Even in good times, the climate we Mets fans operate in is best described as hysterical, not in the ha-ha way but in the pull the children in-doors, out-of-proportion with reality way. Right now, after another demoralizing loss against the last place gNats, Mets skipper Willie Randolph best travel only at night and avoid open roads, because the bloggers are headed to the barricades with torches. It has gotten so bad that my suggestion of the ritual sacrifice of Rick Down has not been taken up by any serious observer. The trigger for the recent organization of internet posses targeting Willie for dismissal, as could have been predicted, is the usage of one Aaron "Poopeyface" Heilman, he of game 7 of the 2006 NLCS. In the eyes of Metsfan observers who have yet to claw said eyes out, having received a passable start from retread Claudio Vargas, Randolph maliciously squandered this gift by bringing in shell-shocked Errant Hellman to put the game out of the reach of the Mets awful-fence. Added to the fun, the Mets showed neither fire nor discipline in the proper measure. Under Willie's watch, older player Moises Alou (with the games he has missed in his career, it is arguable to call Alou a "veteran") made the decision to take his hot, healthy bat out of the line-up over a strike call. Is this the discipline and experience Omar Minaya had in mind when he infused the roster with the elderly? Instead of building on Maine's Message and Vargas' Valour, Willie blew it out his ass. And Mets fans have had enough.
Let's look at how a successful team manages its games with Nationals. The first place Marlins (payroll $20 million) have treated the Nats like a cellar dwelling resource, a bottom-dwelling bank, beating them 8 out of 9 times. Take 8 games off of the Marlins 23-17 record and see where they are in the standings. How have the Mets handled Warden Acta and the D.C. Offenders? A less dominating 5 and 3. Emotionally, having suffered a couple of blowouts at the Nats' hands, the team doesn't view the Nats with any swagger whatsoever--it's the Nats chanting in the dugout--and in most matchups so far, doesn't look superior to the Washington club. To win the NL East, the Mets need to beat teams like this soundly. Instead they find ways to lose.

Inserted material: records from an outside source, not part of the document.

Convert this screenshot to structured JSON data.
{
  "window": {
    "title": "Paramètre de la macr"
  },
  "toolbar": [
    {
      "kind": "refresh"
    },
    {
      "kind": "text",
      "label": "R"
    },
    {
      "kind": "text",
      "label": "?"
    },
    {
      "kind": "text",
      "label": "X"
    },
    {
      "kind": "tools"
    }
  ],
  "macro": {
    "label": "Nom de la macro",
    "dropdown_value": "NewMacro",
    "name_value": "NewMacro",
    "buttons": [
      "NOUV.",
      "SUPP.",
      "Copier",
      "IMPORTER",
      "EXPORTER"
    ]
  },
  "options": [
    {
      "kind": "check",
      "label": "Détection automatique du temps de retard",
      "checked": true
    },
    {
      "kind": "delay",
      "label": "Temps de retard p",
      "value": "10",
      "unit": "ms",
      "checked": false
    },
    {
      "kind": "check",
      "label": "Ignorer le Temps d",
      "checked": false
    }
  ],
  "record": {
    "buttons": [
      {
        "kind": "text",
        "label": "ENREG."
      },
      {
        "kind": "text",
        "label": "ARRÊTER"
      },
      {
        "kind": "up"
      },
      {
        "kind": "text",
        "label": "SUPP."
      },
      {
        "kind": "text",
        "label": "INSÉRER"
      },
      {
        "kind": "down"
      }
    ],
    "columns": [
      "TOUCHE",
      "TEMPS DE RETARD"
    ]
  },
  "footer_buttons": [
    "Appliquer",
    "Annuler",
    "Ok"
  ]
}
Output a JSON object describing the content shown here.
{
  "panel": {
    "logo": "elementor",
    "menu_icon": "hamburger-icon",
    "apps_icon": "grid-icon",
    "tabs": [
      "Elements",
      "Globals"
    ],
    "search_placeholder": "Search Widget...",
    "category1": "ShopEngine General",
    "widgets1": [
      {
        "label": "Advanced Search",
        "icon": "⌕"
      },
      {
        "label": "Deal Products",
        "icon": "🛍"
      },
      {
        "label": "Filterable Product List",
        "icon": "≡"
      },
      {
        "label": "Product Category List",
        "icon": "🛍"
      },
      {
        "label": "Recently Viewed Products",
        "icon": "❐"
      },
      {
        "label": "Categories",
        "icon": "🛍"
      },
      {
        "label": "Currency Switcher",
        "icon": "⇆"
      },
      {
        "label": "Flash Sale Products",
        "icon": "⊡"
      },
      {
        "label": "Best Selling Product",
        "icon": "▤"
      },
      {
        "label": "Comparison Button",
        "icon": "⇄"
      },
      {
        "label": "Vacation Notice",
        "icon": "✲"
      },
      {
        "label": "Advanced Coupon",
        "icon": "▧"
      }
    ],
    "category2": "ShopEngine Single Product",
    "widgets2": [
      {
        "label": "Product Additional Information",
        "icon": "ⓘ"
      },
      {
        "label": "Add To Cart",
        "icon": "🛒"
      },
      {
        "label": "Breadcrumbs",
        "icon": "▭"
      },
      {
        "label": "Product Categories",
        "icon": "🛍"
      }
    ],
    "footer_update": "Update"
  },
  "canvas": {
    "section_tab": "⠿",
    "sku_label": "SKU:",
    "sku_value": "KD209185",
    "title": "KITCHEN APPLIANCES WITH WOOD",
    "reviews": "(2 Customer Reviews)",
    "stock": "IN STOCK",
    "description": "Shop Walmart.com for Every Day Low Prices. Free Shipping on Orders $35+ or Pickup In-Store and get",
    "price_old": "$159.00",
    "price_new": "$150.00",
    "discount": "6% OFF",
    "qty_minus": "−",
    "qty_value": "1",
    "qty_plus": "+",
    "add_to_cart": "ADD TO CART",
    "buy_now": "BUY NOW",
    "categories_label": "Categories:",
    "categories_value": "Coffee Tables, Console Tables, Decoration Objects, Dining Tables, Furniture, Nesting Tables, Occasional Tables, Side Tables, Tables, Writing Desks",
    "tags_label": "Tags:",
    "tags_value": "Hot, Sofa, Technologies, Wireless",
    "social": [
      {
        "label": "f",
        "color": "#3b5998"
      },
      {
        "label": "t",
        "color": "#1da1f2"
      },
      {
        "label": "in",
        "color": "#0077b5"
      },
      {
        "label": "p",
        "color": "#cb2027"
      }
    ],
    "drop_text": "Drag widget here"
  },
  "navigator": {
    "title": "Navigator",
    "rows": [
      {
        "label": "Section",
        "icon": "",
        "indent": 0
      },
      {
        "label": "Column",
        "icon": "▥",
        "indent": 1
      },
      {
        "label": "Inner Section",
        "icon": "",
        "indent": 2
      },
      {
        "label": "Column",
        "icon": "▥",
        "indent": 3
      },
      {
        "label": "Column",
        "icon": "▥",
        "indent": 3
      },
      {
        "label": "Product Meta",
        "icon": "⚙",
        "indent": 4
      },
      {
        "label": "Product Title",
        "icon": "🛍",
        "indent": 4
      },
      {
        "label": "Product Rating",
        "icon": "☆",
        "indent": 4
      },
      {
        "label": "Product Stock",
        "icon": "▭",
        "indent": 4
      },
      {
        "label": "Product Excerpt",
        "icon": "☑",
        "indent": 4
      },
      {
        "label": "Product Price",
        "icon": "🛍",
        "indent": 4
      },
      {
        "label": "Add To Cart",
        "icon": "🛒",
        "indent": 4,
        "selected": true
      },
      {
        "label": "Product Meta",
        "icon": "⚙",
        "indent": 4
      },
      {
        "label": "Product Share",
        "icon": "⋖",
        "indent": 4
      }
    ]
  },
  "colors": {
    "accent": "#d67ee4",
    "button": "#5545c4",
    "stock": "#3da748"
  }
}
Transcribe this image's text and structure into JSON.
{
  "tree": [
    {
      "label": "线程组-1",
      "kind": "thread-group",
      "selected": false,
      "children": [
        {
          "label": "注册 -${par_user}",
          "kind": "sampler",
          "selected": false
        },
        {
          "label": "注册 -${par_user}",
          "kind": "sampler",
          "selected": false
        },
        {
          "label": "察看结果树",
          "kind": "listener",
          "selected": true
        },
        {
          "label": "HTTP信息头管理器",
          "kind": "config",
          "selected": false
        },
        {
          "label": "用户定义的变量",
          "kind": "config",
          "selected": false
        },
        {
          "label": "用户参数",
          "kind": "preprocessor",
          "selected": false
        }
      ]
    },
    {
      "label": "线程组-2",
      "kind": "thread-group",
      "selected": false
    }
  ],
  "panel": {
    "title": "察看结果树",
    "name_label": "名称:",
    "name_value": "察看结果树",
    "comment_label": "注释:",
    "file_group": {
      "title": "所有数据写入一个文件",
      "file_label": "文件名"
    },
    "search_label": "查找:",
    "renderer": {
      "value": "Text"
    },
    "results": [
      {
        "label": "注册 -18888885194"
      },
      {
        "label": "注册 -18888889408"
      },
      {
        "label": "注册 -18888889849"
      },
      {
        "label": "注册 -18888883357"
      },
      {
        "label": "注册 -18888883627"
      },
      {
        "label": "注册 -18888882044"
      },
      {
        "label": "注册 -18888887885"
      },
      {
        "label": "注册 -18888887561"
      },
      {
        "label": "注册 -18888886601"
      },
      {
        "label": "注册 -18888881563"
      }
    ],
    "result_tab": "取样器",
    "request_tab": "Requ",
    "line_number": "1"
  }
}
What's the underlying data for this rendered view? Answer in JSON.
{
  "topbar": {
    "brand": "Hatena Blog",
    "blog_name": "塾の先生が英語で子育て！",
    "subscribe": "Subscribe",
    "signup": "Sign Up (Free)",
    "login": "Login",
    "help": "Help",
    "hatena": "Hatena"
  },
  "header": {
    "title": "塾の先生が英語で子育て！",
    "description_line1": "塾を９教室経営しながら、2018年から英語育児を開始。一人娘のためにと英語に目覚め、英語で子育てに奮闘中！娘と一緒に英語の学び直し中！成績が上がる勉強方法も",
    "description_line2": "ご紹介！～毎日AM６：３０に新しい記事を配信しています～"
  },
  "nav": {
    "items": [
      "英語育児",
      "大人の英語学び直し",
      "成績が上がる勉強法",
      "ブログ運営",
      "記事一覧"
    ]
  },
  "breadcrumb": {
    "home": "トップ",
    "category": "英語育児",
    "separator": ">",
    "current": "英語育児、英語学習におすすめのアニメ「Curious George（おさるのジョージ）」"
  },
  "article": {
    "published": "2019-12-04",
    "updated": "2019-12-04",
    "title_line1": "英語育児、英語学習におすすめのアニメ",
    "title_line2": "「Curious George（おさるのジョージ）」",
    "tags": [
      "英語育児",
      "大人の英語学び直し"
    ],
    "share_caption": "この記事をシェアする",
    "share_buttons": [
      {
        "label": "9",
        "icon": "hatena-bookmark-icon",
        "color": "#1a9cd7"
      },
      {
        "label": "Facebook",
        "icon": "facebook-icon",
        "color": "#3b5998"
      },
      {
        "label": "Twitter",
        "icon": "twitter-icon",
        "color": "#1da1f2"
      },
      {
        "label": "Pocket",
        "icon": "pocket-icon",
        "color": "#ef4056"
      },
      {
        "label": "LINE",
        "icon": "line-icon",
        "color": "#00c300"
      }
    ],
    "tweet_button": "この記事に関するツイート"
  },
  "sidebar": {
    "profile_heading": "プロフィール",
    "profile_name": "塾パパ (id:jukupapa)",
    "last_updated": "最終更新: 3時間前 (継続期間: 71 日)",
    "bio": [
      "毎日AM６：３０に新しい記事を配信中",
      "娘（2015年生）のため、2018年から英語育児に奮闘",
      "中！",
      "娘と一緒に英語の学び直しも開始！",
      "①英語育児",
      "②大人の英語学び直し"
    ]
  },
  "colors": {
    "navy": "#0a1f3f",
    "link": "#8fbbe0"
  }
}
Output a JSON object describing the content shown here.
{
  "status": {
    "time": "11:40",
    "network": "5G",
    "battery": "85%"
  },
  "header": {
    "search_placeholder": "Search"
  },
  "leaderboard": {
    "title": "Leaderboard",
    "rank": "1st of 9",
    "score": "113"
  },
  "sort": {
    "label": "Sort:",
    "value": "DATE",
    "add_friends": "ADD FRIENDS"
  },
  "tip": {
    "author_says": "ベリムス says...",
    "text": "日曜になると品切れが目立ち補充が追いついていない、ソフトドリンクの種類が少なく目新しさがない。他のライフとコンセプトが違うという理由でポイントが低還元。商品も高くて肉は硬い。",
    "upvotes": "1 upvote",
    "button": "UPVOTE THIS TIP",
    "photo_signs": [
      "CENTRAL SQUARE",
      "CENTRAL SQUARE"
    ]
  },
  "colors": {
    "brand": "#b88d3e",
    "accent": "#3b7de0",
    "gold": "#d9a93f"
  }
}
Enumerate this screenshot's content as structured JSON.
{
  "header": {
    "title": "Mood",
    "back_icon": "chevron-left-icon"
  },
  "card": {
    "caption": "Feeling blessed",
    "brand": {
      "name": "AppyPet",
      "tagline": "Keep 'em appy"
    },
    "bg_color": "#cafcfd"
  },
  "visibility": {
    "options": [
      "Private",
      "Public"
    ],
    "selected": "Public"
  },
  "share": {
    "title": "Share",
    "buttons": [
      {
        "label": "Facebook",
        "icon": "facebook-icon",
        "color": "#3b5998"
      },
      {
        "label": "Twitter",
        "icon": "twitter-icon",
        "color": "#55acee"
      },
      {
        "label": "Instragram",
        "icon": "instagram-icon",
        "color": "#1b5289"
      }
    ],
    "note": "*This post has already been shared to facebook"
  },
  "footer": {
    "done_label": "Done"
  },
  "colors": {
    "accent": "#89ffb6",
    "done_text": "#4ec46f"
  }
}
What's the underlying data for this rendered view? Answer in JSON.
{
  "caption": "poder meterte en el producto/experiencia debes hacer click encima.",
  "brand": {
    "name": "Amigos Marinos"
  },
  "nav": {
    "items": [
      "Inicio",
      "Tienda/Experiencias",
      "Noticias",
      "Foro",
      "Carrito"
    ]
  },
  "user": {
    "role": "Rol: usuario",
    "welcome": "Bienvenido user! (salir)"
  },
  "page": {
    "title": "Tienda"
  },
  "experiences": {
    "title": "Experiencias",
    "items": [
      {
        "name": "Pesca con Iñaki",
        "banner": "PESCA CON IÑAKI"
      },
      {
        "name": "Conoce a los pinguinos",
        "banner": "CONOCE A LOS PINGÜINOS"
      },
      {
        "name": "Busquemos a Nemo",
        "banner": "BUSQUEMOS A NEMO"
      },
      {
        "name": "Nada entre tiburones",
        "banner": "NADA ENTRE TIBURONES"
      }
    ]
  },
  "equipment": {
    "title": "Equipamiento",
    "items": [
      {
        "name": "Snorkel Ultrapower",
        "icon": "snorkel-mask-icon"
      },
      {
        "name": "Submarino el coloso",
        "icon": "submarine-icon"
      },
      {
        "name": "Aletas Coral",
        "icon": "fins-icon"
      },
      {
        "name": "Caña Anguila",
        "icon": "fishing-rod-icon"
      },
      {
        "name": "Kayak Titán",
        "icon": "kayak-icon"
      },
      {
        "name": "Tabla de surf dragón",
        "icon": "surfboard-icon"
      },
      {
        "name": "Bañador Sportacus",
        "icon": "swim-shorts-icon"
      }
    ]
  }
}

What the Mets are missing. (note energy and fun, note high-five, note player available in trade for Lastings Milledge at one point)
Labels: fire rick down